For insulin used with a traditional insulin pump that's covered under the Medicare durable medical equipment benefit, you pay 20% of the Medicare-Approved Amount after you meet the Part B deductible. You pay 100% for insulin-related supplies (like syringes, needles, alcohol swabs, and gauze), unless you have Part D.
Sharps such as needles, syringes and lancets can pose a serious health risk to family, members of the public or workers who collect and sort waste. State law regulates how to dispose of sharps in order to minimize or eliminate this health risk. Sharps must be stored and transported in an approved sharps container. These containers may be purchased at your local pharmacy.
State Law and Municipal Ordinance make it illegal to dispose of used needles, syringes and lancets with refuse or recyclables. Unsafe disposal can result in serious diseases through accidental needle sticks to workers or even neighborhood children and the general public.

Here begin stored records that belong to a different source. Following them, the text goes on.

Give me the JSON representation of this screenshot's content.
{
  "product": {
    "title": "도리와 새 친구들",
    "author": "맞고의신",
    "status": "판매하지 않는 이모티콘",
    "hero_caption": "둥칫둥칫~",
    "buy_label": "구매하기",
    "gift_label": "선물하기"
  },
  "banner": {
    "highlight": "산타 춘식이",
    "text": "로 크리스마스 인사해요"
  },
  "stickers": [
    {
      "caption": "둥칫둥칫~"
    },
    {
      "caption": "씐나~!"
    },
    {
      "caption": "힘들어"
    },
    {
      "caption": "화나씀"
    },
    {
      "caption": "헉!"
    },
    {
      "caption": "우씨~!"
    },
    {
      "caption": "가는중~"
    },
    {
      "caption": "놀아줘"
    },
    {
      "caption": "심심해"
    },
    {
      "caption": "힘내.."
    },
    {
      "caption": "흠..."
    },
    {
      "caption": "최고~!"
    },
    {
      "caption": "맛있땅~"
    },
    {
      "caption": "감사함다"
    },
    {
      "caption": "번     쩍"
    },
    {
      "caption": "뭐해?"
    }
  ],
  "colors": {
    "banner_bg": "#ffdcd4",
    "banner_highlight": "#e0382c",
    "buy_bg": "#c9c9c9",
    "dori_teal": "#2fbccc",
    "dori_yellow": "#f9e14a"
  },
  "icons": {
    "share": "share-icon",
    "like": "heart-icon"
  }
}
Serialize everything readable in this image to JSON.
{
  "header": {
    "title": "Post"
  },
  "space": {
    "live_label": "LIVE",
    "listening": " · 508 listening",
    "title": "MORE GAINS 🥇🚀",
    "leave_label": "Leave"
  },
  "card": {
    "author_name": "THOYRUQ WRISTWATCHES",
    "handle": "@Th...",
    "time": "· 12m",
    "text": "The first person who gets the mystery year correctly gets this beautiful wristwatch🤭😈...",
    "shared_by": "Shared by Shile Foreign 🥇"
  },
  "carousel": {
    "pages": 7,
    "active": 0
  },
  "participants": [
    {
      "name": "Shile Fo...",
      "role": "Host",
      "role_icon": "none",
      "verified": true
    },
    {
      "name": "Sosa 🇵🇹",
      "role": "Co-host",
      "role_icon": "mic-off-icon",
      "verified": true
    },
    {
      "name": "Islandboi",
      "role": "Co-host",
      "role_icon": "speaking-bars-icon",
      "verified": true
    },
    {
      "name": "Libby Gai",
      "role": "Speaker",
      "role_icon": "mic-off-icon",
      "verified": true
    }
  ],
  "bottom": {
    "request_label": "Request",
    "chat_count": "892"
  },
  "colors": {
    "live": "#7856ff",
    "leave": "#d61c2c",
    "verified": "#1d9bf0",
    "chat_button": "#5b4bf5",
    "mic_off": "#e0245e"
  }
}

But the red tape surrounding what can and cannot receive federal funding has been taxing. Since fiscal 1990, the federal government has effectively banned funding to distribute syringes and needles with a rider attached to annual appropriations bills.
Until now, syringe exchange programs have had to operate "under the radar" in Arizona as by law syringes are considered "drug paraphernalia," hence possession of needles without a valid prescription could lead to legal trouble for those carrying the medical devices.
The improper disposal of medical sharps may present serious safety and public health risks, especially to solid waste and recycling workers. Any person who is accidentally stuck should undergo medical testing due to concerns about exposure to harmful or deadly diseases such as Hepatitis B, Hepatitis C, and HIV. Under Kansas law, if you use medical sharps such as needles, syringes, and lancets at home or in certain other settings, you may dispose of such items with other trash but only in accordance with the precautions provided on this page.
You can be infected with HIV if you use needles and syringes contaminated with blood from a person who has HIV. One way to avoid getting HIV from IV drug use is to stop injecting drugs. Talk to your VA provider if you need help stopping. Another effective way is to always use new, sterile syringes and needles and also to be sure not to use any shared injecting equipment (cookers, spoons, cottons, etc.). Ask your provider if you need assistance locating a Syringe Services Program (SSP) locally to obtain clean needles or dispose of used ones. Find more information about SSPs.
But what if you can't get into a drug treatment program, it hasn't worked for you, or you can't get sterile equipment? There is some evidence that cleaning your needles and syringes with laundry bleach can lower your risk of getting HIV. Be sure to follow a cleaning process with your equipment. 041b061a72